**About this task**: Of all the lines in the records below, copy only those that contain the string "Кибер".

------------------------------

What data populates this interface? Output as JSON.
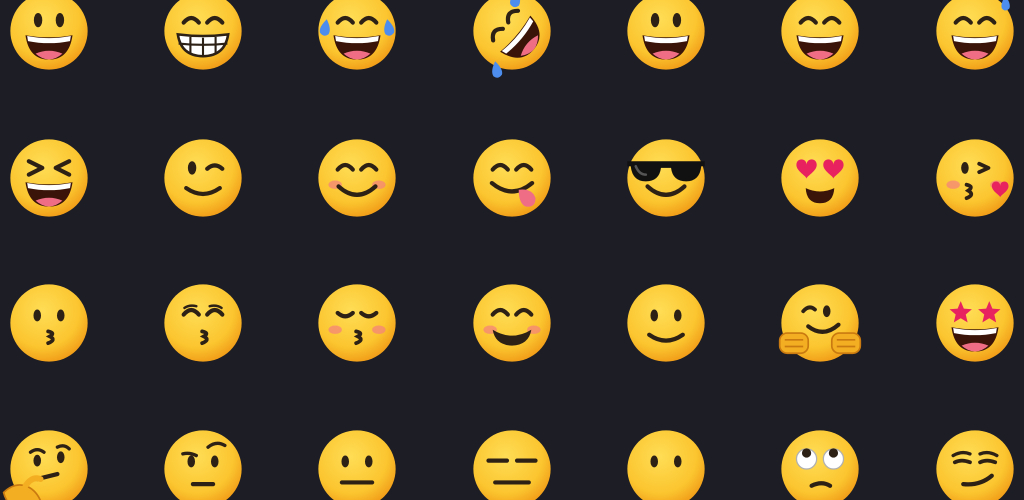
{
  "colors": {
    "background": "#1c1d25",
    "face": "#fbc52f",
    "face_shade": "#f19d18",
    "feature": "#2d2116",
    "mouth": "#3a1408",
    "tongue": "#ef6e86",
    "teeth": "#ffffff",
    "tear": "#4c8ded",
    "heart": "#e8225f",
    "blush": "#f4847a",
    "hand": "#f4ae22"
  },
  "grid": {
    "rows": [
      [
        "grinning-face-with-big-eyes",
        "beaming-face-with-smiling-eyes",
        "face-with-tears-of-joy",
        "rolling-on-the-floor-laughing",
        "grinning-face",
        "grinning-face-with-smiling-eyes",
        "grinning-face-with-sweat"
      ],
      [
        "grinning-squinting-face",
        "winking-face",
        "smiling-face-with-smiling-eyes",
        "face-savoring-food",
        "smiling-face-with-sunglasses",
        "smiling-face-with-heart-eyes",
        "face-blowing-a-kiss"
      ],
      [
        "kissing-face",
        "kissing-face-with-smiling-eyes",
        "kissing-face-with-closed-eyes",
        "blushing-smiling-face",
        "slightly-smiling-face",
        "hugging-face",
        "star-struck"
      ],
      [
        "thinking-face",
        "face-with-raised-eyebrow",
        "neutral-face",
        "expressionless-face",
        "face-without-mouth",
        "face-with-rolling-eyes",
        "smirking-face"
      ]
    ]
  }
}
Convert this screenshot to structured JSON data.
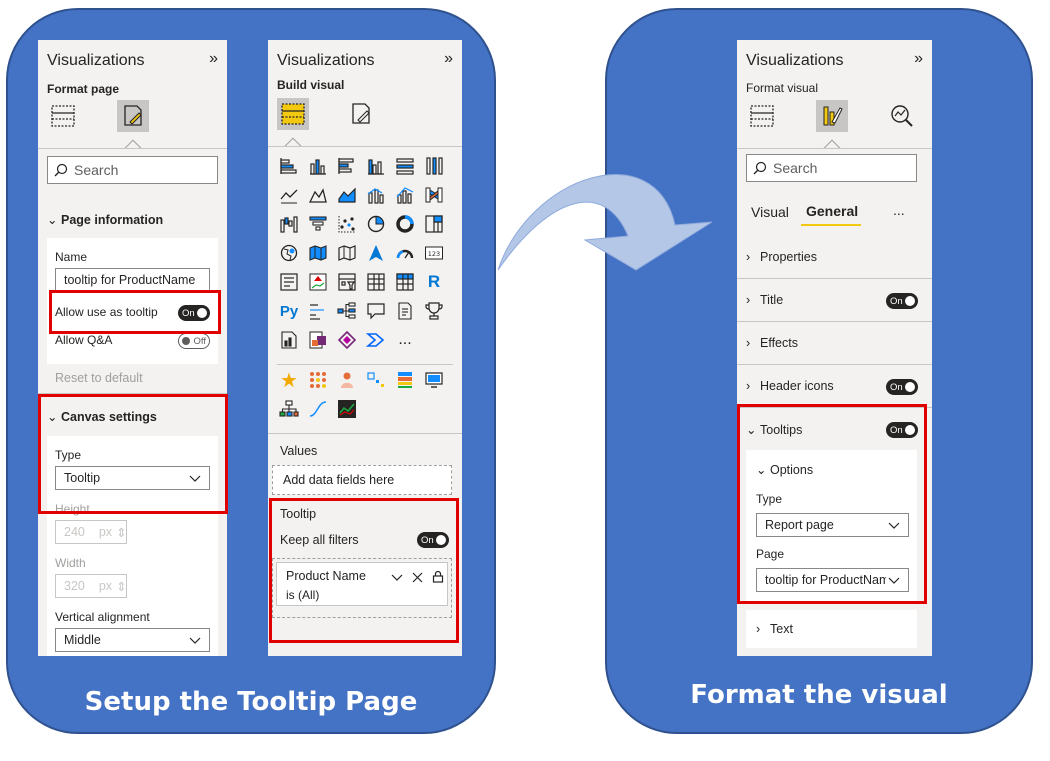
{
  "captions": {
    "left": "Setup the Tooltip Page",
    "right": "Format the visual"
  },
  "panel_format_page": {
    "title": "Visualizations",
    "expand_icon": "double-chevron-right-icon",
    "subtitle": "Format page",
    "search_placeholder": "Search",
    "page_information": {
      "header": "Page information",
      "name_label": "Name",
      "name_value": "tooltip for ProductName",
      "allow_tooltip_label": "Allow use as tooltip",
      "allow_tooltip_state": "On",
      "allow_qa_label": "Allow Q&A",
      "allow_qa_state": "Off"
    },
    "reset_label": "Reset to default",
    "canvas_settings": {
      "header": "Canvas settings",
      "type_label": "Type",
      "type_value": "Tooltip",
      "height_label": "Height",
      "height_value": "240",
      "width_label": "Width",
      "width_value": "320",
      "unit": "px",
      "valign_label": "Vertical alignment",
      "valign_value": "Middle"
    }
  },
  "panel_build_visual": {
    "title": "Visualizations",
    "subtitle": "Build visual",
    "visual_icons": [
      "stacked-bar-icon",
      "stacked-column-icon",
      "clustered-bar-icon",
      "clustered-column-icon",
      "100-bar-icon",
      "100-column-icon",
      "line-chart-icon",
      "area-chart-icon",
      "stacked-area-icon",
      "line-column-icon",
      "line-clustered-icon",
      "ribbon-chart-icon",
      "waterfall-icon",
      "funnel-icon",
      "scatter-icon",
      "pie-chart-icon",
      "donut-chart-icon",
      "treemap-icon",
      "map-icon",
      "filled-map-icon",
      "shape-map-icon",
      "azure-map-icon",
      "gauge-icon",
      "card-icon",
      "multirow-card-icon",
      "kpi-icon",
      "slicer-icon",
      "table-icon",
      "matrix-icon",
      "r-visual-icon",
      "python-visual-icon",
      "key-influencers-icon",
      "decomposition-tree-icon",
      "qa-icon",
      "smart-narrative-icon",
      "goals-icon",
      "paginated-report-icon",
      "power-apps-icon",
      "power-automate-icon",
      "more-icon"
    ],
    "custom_icons": [
      "star-visual-icon",
      "dot-grid-visual-icon",
      "person-visual-icon",
      "scatter-custom-icon",
      "heatmap-custom-icon",
      "monitor-custom-icon",
      "org-chart-icon",
      "s-curve-icon",
      "dark-line-icon"
    ],
    "more_glyph": "...",
    "r_glyph": "R",
    "py_glyph": "Py",
    "card_glyph": "123",
    "values_label": "Values",
    "add_fields": "Add data fields here",
    "tooltip_header": "Tooltip",
    "keep_filters_label": "Keep all filters",
    "keep_filters_state": "On",
    "filter_field": "Product Name",
    "filter_value": "is (All)"
  },
  "panel_format_visual": {
    "title": "Visualizations",
    "subtitle": "Format visual",
    "search_placeholder": "Search",
    "tabs": [
      "Visual",
      "General"
    ],
    "more": "...",
    "sections": [
      {
        "label": "Properties",
        "toggle": null
      },
      {
        "label": "Title",
        "toggle": "On"
      },
      {
        "label": "Effects",
        "toggle": null
      },
      {
        "label": "Header icons",
        "toggle": "On"
      }
    ],
    "tooltips": {
      "label": "Tooltips",
      "toggle": "On",
      "options_label": "Options",
      "type_label": "Type",
      "type_value": "Report page",
      "page_label": "Page",
      "page_value": "tooltip for ProductName"
    },
    "text_section": "Text"
  },
  "colors": {
    "blob": "#4472c4",
    "highlight": "#e00000",
    "pane": "#f3f2f1",
    "accent": "#f2c811"
  }
}
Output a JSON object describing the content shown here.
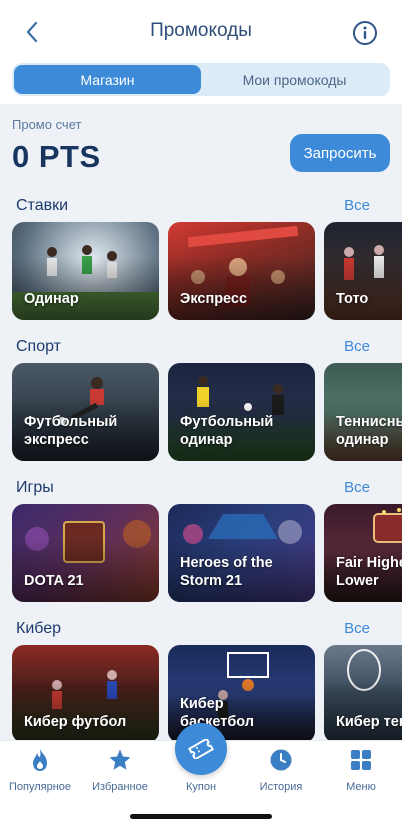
{
  "header": {
    "title": "Промокоды",
    "back_icon": "chevron-left-icon",
    "info_icon": "info-icon"
  },
  "segments": [
    {
      "label": "Магазин",
      "active": true
    },
    {
      "label": "Мои промокоды",
      "active": false
    }
  ],
  "promo": {
    "label": "Промо счет",
    "value": "0 PTS",
    "request_label": "Запросить"
  },
  "colors": {
    "accent": "#3c8ad8",
    "text_dark": "#17355f",
    "content_bg": "#eef1f6"
  },
  "sections": [
    {
      "title": "Ставки",
      "all_label": "Все",
      "cards": [
        {
          "label": "Одинар"
        },
        {
          "label": "Экспресс"
        },
        {
          "label": "Тото"
        }
      ]
    },
    {
      "title": "Спорт",
      "all_label": "Все",
      "cards": [
        {
          "label": "Футбольный\nэкспресс"
        },
        {
          "label": "Футбольный\nодинар"
        },
        {
          "label": "Теннисный\nодинар"
        }
      ]
    },
    {
      "title": "Игры",
      "all_label": "Все",
      "cards": [
        {
          "label": "DOTA 21"
        },
        {
          "label": "Heroes of the\nStorm 21"
        },
        {
          "label": "Fair Higher\nLower"
        }
      ]
    },
    {
      "title": "Кибер",
      "all_label": "Все",
      "cards": [
        {
          "label": "Кибер футбол"
        },
        {
          "label": "Кибер\nбаскетбол"
        },
        {
          "label": "Кибер теннис"
        }
      ]
    }
  ],
  "tabbar": {
    "items": [
      {
        "label": "Популярное",
        "icon": "flame-icon"
      },
      {
        "label": "Избранное",
        "icon": "star-icon"
      },
      {
        "label": "Купон",
        "icon": "ticket-icon"
      },
      {
        "label": "История",
        "icon": "clock-icon"
      },
      {
        "label": "Меню",
        "icon": "grid-icon"
      }
    ]
  }
}
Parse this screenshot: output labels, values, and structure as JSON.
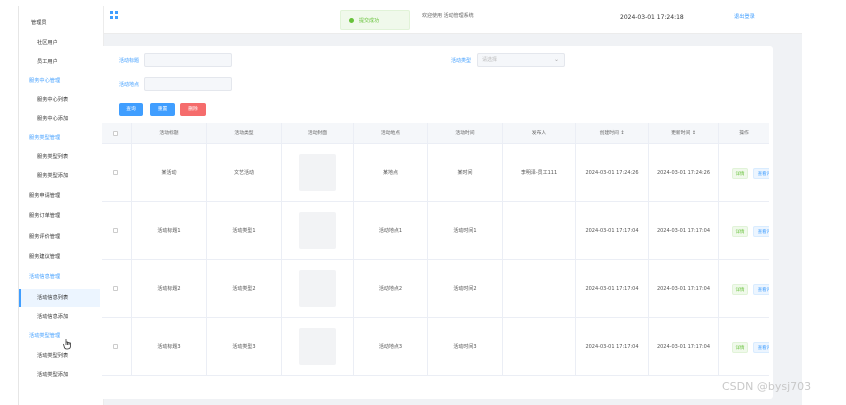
{
  "header": {
    "title_text": "欢迎使用 活动管理系统",
    "datetime": "2024-03-01 17:24:18",
    "logout": "退出登录"
  },
  "toast": {
    "message": "提交成功"
  },
  "sidebar": {
    "items": [
      {
        "label": "管理员"
      },
      {
        "label": "社区用户"
      },
      {
        "label": "员工用户"
      },
      {
        "label": "服务中心管理"
      },
      {
        "label": "服务中心列表"
      },
      {
        "label": "服务中心添加"
      },
      {
        "label": "服务类型管理"
      },
      {
        "label": "服务类型列表"
      },
      {
        "label": "服务类型添加"
      },
      {
        "label": "服务申请管理"
      },
      {
        "label": "服务订单管理"
      },
      {
        "label": "服务评价管理"
      },
      {
        "label": "服务建议管理"
      },
      {
        "label": "活动信息管理"
      },
      {
        "label": "活动信息列表"
      },
      {
        "label": "活动信息添加"
      },
      {
        "label": "活动类型管理"
      },
      {
        "label": "活动类型列表"
      },
      {
        "label": "活动类型添加"
      }
    ]
  },
  "filters": {
    "title_label": "活动标题",
    "title_value": "",
    "type_label": "活动类型",
    "type_placeholder": "请选择",
    "location_label": "活动地点",
    "location_value": "",
    "search_btn": "查询",
    "reset_btn": "重置",
    "delete_btn": "删除"
  },
  "table": {
    "columns": [
      "活动标题",
      "活动类型",
      "活动封面",
      "活动地点",
      "活动时间",
      "发布人",
      "创建时间 ↕",
      "更新时间 ↕",
      "操作"
    ],
    "rows": [
      {
        "title": "某活动",
        "type": "文艺活动",
        "location": "某地点",
        "time": "某时间",
        "publisher": "李明泽-员工111",
        "created": "2024-03-01 17:24:26",
        "updated": "2024-03-01 17:24:26"
      },
      {
        "title": "活动标题1",
        "type": "活动类型1",
        "location": "活动地点1",
        "time": "活动时间1",
        "publisher": "",
        "created": "2024-03-01 17:17:04",
        "updated": "2024-03-01 17:17:04"
      },
      {
        "title": "活动标题2",
        "type": "活动类型2",
        "location": "活动地点2",
        "time": "活动时间2",
        "publisher": "",
        "created": "2024-03-01 17:17:04",
        "updated": "2024-03-01 17:17:04"
      },
      {
        "title": "活动标题3",
        "type": "活动类型3",
        "location": "活动地点3",
        "time": "活动时间3",
        "publisher": "",
        "created": "2024-03-01 17:17:04",
        "updated": "2024-03-01 17:17:04"
      }
    ],
    "op_detail": "详情",
    "op_review": "查看评论"
  },
  "watermark": "CSDN @bysj703",
  "colors": {
    "accent": "#409eff",
    "danger": "#f56c6c",
    "success": "#67c23a"
  }
}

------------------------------

**Answer for this exercise**:
      "title": "Кибер",
          "label": "Кибер футбол"
          "label": "Кибер\nбаскетбол"
          "label": "Кибер теннис"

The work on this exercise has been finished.